Latvia needs good quality journalism because many people are not able to sort out information pool - Levits

  • 2021-10-28
  • LETA/TBT Staff

RIGA - Latvia needs good quality journalism, strong and versatile local media, said Latvian President Egils Levits at high-level international conference, "Media Literacy. Roadmaps" today.

The president said that modern technologies ensure that almost 60 percent of the world population to 4.66 billion people have access to the internet and almost the same number of 4.5 billion people use social media. The virtual world and our everyday life intertwine in one, and the Covid-19 pandemic casts light on the lack of reality in the 21st century.

Levits believes that Covid-19 is the litmus test of the society's critical thinking and information space. "A vaccine has been created, reducing the severity of the virus and its spread. The World Health Organization in its database has published 6,666 studies about it," he said.

The world is not starving for information, on the contrary - there is oversaturation. Meanwhile, many people are not able to sort out this information pool, are not able to distinguish between facts and opinions, false information from scientific studies, and today it may cost life and death.

In order to achieve a result, three directions are important - information and media literacy, duties and responsibility of social media platforms, and good quality journalism, said the president.

A survey conduction by the Culture Ministry show that more than half or 58 percent of Latvian residents have voiced interest in learning more about critical thinking.
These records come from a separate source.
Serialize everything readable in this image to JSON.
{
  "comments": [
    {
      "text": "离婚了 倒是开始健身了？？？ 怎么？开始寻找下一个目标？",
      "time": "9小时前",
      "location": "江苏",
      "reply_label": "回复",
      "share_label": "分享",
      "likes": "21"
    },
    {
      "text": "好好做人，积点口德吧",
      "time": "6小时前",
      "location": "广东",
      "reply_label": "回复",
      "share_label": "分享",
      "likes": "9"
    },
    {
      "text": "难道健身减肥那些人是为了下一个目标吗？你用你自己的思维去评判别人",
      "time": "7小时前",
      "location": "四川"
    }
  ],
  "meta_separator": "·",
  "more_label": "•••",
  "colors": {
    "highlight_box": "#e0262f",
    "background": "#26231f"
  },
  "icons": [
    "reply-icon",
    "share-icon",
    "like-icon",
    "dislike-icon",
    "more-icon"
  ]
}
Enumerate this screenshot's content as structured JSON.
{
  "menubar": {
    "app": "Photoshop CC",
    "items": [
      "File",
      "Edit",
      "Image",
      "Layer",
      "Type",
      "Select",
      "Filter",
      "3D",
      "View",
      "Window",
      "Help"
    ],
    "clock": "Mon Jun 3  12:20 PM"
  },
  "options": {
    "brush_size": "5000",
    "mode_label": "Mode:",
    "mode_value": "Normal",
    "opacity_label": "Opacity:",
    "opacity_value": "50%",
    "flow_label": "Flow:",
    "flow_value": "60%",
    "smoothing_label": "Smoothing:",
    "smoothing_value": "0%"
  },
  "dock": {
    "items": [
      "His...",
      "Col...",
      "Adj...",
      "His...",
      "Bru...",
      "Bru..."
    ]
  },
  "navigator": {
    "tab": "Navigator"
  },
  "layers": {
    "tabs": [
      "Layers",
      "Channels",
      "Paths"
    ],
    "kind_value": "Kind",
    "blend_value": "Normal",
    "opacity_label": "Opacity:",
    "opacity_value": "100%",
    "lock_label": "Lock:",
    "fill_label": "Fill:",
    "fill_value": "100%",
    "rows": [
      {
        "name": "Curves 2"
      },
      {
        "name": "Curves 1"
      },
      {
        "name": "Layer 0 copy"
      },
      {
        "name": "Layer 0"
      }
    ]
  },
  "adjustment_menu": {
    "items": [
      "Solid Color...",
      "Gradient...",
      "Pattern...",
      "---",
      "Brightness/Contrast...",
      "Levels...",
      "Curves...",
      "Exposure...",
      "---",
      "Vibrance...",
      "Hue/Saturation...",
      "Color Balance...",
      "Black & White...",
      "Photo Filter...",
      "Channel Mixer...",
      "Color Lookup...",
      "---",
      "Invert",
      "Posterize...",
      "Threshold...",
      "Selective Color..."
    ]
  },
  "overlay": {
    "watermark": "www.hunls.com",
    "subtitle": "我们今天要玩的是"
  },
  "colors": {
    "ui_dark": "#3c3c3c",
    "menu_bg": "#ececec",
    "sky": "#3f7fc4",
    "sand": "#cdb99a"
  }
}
There is a demand, and a supply should be created - the public and NGO sector should find resources, ideas and channels to reach different audiences.

Levits said that a global challenge should be solved - regulations and responsibility of media platforms. At the same time, the freedom of speech should be protected and censorship is not acceptable.

The president also said that Latvia has introduced important reforms in the public media sector, and now state support to good-quality commercial media should be developed.